FIFA’s Member Associations have today approved a package of landmark reforms that pave the way for significant improvements to the governance of global football, including a clear separation of commercial and political decision-making, greater scrutiny of senior officials, and commitments to promoting women in football and human rights.
The reforms were supported by 179 of the 207 Member Associations present and eligible to vote at the Extraordinary Congress in Zurich. The Congress will also elect a new FIFA President.
The reforms were based on proposals made by the 2016 FIFA Reform Committee and the subsequent recommendations put before the Congress by the Executive Committee in the form of draft FIFA Statutes. They represent an essential step towards the modernisation of FIFA’s institutional culture in key areas such as the clear separation of political and management functions, term limits, the disclosure of individual compensation, greater recognition and promotion of women in football and a commitment to enshrining human rights in the FIFA Statutes. Furthermore, they include statutory principles of good governance for member associations and confederations, such as compulsory annual independent audit reports as well as independent judicial bodies to ensure a separation of powers on all levels of football structures.
“We stand united in our determination to put things right, so that the focus can return to football once again,” said Acting FIFA President Issa Hayatou. “The hard work of restoring trust and improving how we work begins now.”
“This will create a system of stronger governance and greater diversity that will give football a strong foundation on which to thrive. It will help to restore trust in our organisation. And it will deter future wrongdoing.”

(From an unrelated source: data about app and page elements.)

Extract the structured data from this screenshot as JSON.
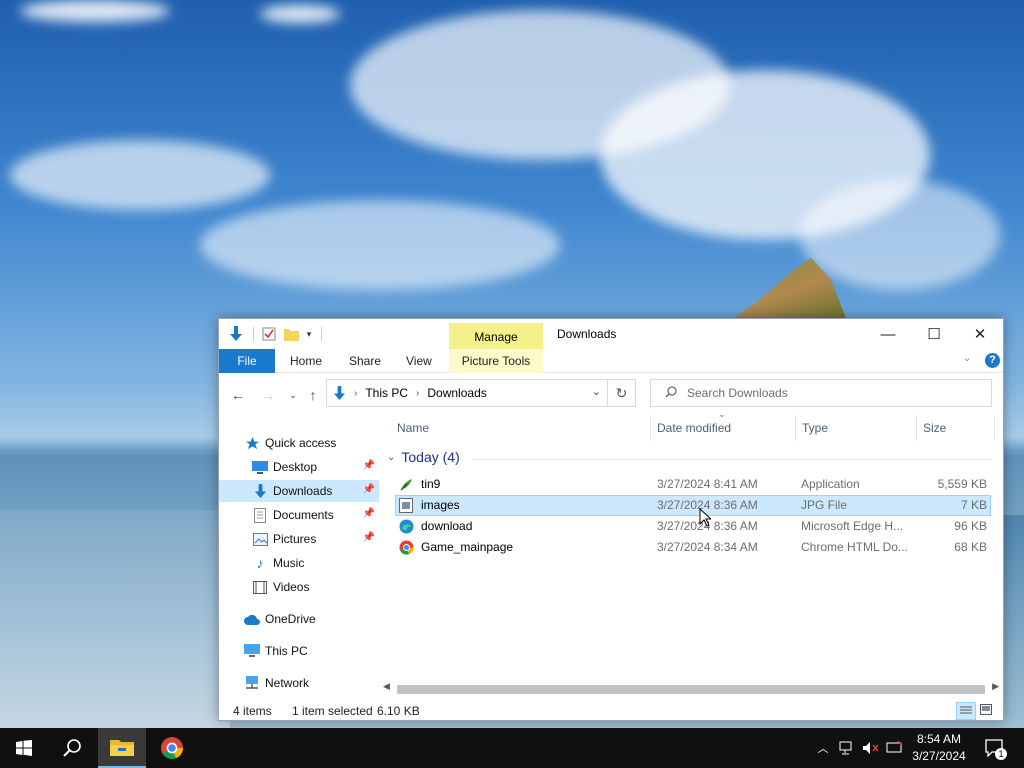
{
  "window": {
    "title": "Downloads",
    "contextual_tab_group": "Manage",
    "minimize_glyph": "—",
    "maximize_glyph": "☐",
    "close_glyph": "✕"
  },
  "ribbon": {
    "tabs": [
      "File",
      "Home",
      "Share",
      "View",
      "Picture Tools"
    ],
    "accent_color": "#1979ca",
    "contextual_color": "#f6f08a"
  },
  "address_bar": {
    "breadcrumb": [
      "This PC",
      "Downloads"
    ],
    "search_placeholder": "Search Downloads"
  },
  "nav_pane": {
    "items": [
      {
        "label": "Quick access",
        "icon": "star-icon"
      },
      {
        "label": "Desktop",
        "icon": "desktop-icon",
        "pinned": true
      },
      {
        "label": "Downloads",
        "icon": "download-icon",
        "pinned": true,
        "selected": true
      },
      {
        "label": "Documents",
        "icon": "documents-icon",
        "pinned": true
      },
      {
        "label": "Pictures",
        "icon": "pictures-icon",
        "pinned": true
      },
      {
        "label": "Music",
        "icon": "music-icon"
      },
      {
        "label": "Videos",
        "icon": "videos-icon"
      },
      {
        "label": "OneDrive",
        "icon": "cloud-icon"
      },
      {
        "label": "This PC",
        "icon": "computer-icon"
      },
      {
        "label": "Network",
        "icon": "network-icon"
      }
    ]
  },
  "file_list": {
    "columns": [
      "Name",
      "Date modified",
      "Type",
      "Size"
    ],
    "group_label": "Today (4)",
    "files": [
      {
        "name": "tin9",
        "date": "3/27/2024 8:41 AM",
        "type": "Application",
        "size": "5,559 KB",
        "icon": "app-icon"
      },
      {
        "name": "images",
        "date": "3/27/2024 8:36 AM",
        "type": "JPG File",
        "size": "7 KB",
        "icon": "image-file-icon",
        "selected": true
      },
      {
        "name": "download",
        "date": "3/27/2024 8:36 AM",
        "type": "Microsoft Edge H...",
        "size": "96 KB",
        "icon": "edge-icon"
      },
      {
        "name": "Game_mainpage",
        "date": "3/27/2024 8:34 AM",
        "type": "Chrome HTML Do...",
        "size": "68 KB",
        "icon": "chrome-icon"
      }
    ]
  },
  "status_bar": {
    "item_count": "4 items",
    "selection": "1 item selected",
    "selection_size": "6.10 KB"
  },
  "taskbar": {
    "apps": [
      "start-icon",
      "search-icon",
      "file-explorer-icon",
      "chrome-icon"
    ],
    "clock_time": "8:54 AM",
    "clock_date": "3/27/2024",
    "notification_count": "1"
  }
}
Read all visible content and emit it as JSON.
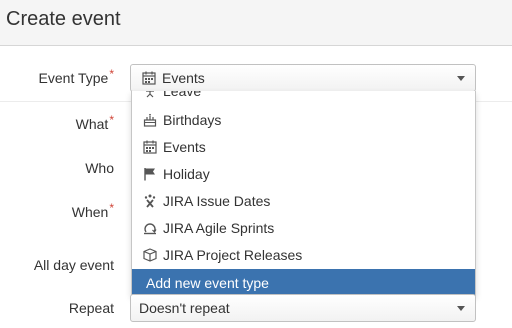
{
  "dialog": {
    "title": "Create event"
  },
  "form": {
    "event_type_label": "Event Type",
    "what_label": "What",
    "who_label": "Who",
    "when_label": "When",
    "all_day_label": "All day event",
    "repeat_label": "Repeat",
    "required_marker": "*",
    "event_type_value": "Events",
    "event_type_icon": "calendar-icon",
    "repeat_value": "Doesn't repeat"
  },
  "dropdown": {
    "options": [
      {
        "label": "Leave",
        "icon": "leave-icon"
      },
      {
        "label": "Birthdays",
        "icon": "cake-icon"
      },
      {
        "label": "Events",
        "icon": "calendar-icon"
      },
      {
        "label": "Holiday",
        "icon": "flag-icon"
      },
      {
        "label": "JIRA Issue Dates",
        "icon": "jira-issue-icon"
      },
      {
        "label": "JIRA Agile Sprints",
        "icon": "sprint-icon"
      },
      {
        "label": "JIRA Project Releases",
        "icon": "release-box-icon"
      }
    ],
    "add_label": "Add new event type"
  },
  "colors": {
    "highlight": "#3b73af",
    "required": "#d04437",
    "header_bg": "#f5f5f5"
  }
}
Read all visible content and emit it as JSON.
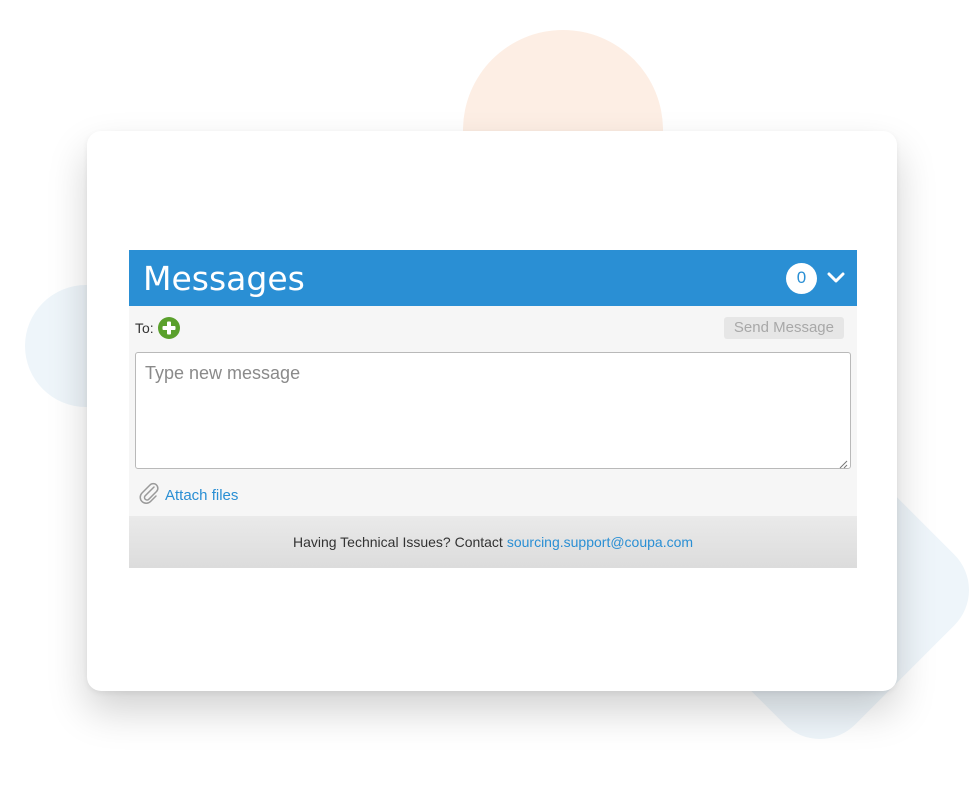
{
  "header": {
    "title": "Messages",
    "message_count": "0",
    "collapse_icon": "chevron-down-icon"
  },
  "compose": {
    "to_label": "To:",
    "add_recipient_icon": "plus-circle-icon",
    "send_label": "Send Message",
    "message_placeholder": "Type new message",
    "message_value": "",
    "attach_icon": "paperclip-icon",
    "attach_label": "Attach files"
  },
  "footer": {
    "text": "Having Technical Issues? Contact",
    "email": "sourcing.support@coupa.com"
  },
  "colors": {
    "header_bg": "#2a8fd4",
    "link": "#2a8fd4",
    "add_green": "#5aa02c"
  }
}
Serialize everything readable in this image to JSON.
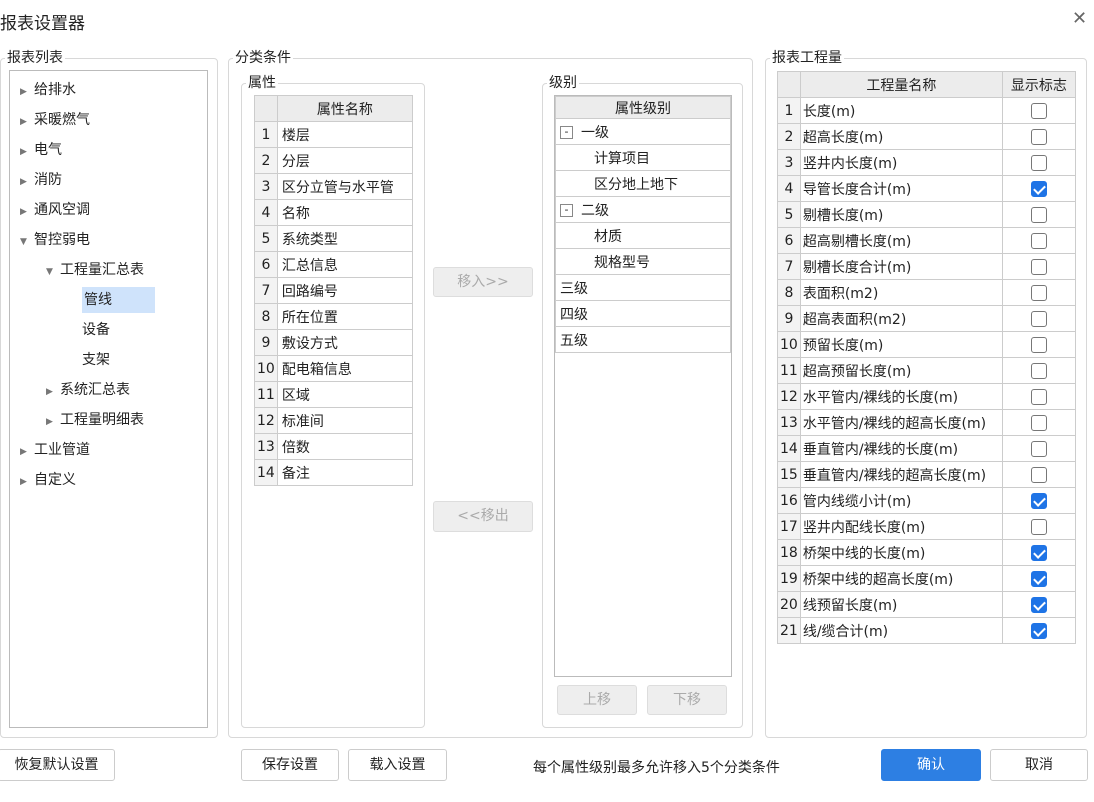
{
  "window": {
    "title": "报表设置器",
    "close_icon": "close-icon"
  },
  "report_list": {
    "label": "报表列表",
    "items": [
      {
        "label": "给排水",
        "level": 0,
        "expanded": false
      },
      {
        "label": "采暖燃气",
        "level": 0,
        "expanded": false
      },
      {
        "label": "电气",
        "level": 0,
        "expanded": false
      },
      {
        "label": "消防",
        "level": 0,
        "expanded": false
      },
      {
        "label": "通风空调",
        "level": 0,
        "expanded": false
      },
      {
        "label": "智控弱电",
        "level": 0,
        "expanded": true
      },
      {
        "label": "工程量汇总表",
        "level": 1,
        "expanded": true
      },
      {
        "label": "管线",
        "level": 2,
        "selected": true
      },
      {
        "label": "设备",
        "level": 2
      },
      {
        "label": "支架",
        "level": 2
      },
      {
        "label": "系统汇总表",
        "level": 1,
        "expanded": false
      },
      {
        "label": "工程量明细表",
        "level": 1,
        "expanded": false
      },
      {
        "label": "工业管道",
        "level": 0,
        "expanded": false
      },
      {
        "label": "自定义",
        "level": 0,
        "expanded": false
      }
    ]
  },
  "classification": {
    "label": "分类条件",
    "attributes": {
      "label": "属性",
      "header": "属性名称",
      "rows": [
        "楼层",
        "分层",
        "区分立管与水平管",
        "名称",
        "系统类型",
        "汇总信息",
        "回路编号",
        "所在位置",
        "敷设方式",
        "配电箱信息",
        "区域",
        "标准间",
        "倍数",
        "备注"
      ]
    },
    "move_in": "移入>>",
    "move_out": "<<移出",
    "levels": {
      "label": "级别",
      "header": "属性级别",
      "rows": [
        {
          "label": "一级",
          "type": "level",
          "collapse": "-"
        },
        {
          "label": "计算项目",
          "type": "child"
        },
        {
          "label": "区分地上地下",
          "type": "child"
        },
        {
          "label": "二级",
          "type": "level",
          "collapse": "-"
        },
        {
          "label": "材质",
          "type": "child"
        },
        {
          "label": "规格型号",
          "type": "child"
        },
        {
          "label": "三级",
          "type": "plain"
        },
        {
          "label": "四级",
          "type": "plain"
        },
        {
          "label": "五级",
          "type": "plain"
        }
      ]
    },
    "move_up": "上移",
    "move_down": "下移"
  },
  "quantities": {
    "label": "报表工程量",
    "headers": [
      "工程量名称",
      "显示标志"
    ],
    "rows": [
      {
        "name": "长度(m)",
        "checked": false
      },
      {
        "name": "超高长度(m)",
        "checked": false
      },
      {
        "name": "竖井内长度(m)",
        "checked": false
      },
      {
        "name": "导管长度合计(m)",
        "checked": true
      },
      {
        "name": "剔槽长度(m)",
        "checked": false
      },
      {
        "name": "超高剔槽长度(m)",
        "checked": false
      },
      {
        "name": "剔槽长度合计(m)",
        "checked": false
      },
      {
        "name": "表面积(m2)",
        "checked": false
      },
      {
        "name": "超高表面积(m2)",
        "checked": false
      },
      {
        "name": "预留长度(m)",
        "checked": false
      },
      {
        "name": "超高预留长度(m)",
        "checked": false
      },
      {
        "name": "水平管内/裸线的长度(m)",
        "checked": false
      },
      {
        "name": "水平管内/裸线的超高长度(m)",
        "checked": false
      },
      {
        "name": "垂直管内/裸线的长度(m)",
        "checked": false
      },
      {
        "name": "垂直管内/裸线的超高长度(m)",
        "checked": false
      },
      {
        "name": "管内线缆小计(m)",
        "checked": true
      },
      {
        "name": "竖井内配线长度(m)",
        "checked": false
      },
      {
        "name": "桥架中线的长度(m)",
        "checked": true
      },
      {
        "name": "桥架中线的超高长度(m)",
        "checked": true
      },
      {
        "name": "线预留长度(m)",
        "checked": true
      },
      {
        "name": "线/缆合计(m)",
        "checked": true
      }
    ]
  },
  "footer": {
    "restore": "恢复默认设置",
    "save": "保存设置",
    "load": "载入设置",
    "hint": "每个属性级别最多允许移入5个分类条件",
    "ok": "确认",
    "cancel": "取消"
  },
  "colors": {
    "accent": "#2d7fe3",
    "selection": "#cfe3fb"
  }
}
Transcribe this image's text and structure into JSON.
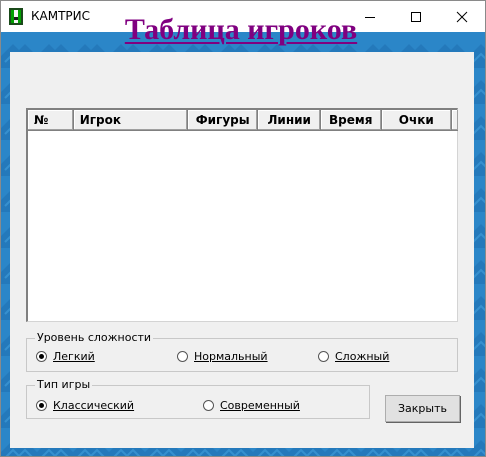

In accordance with art. 29 of the current edition of the FIFA Statutes, the statutory amendments passed today will come into effect for the members 60 days after the close of the Congress.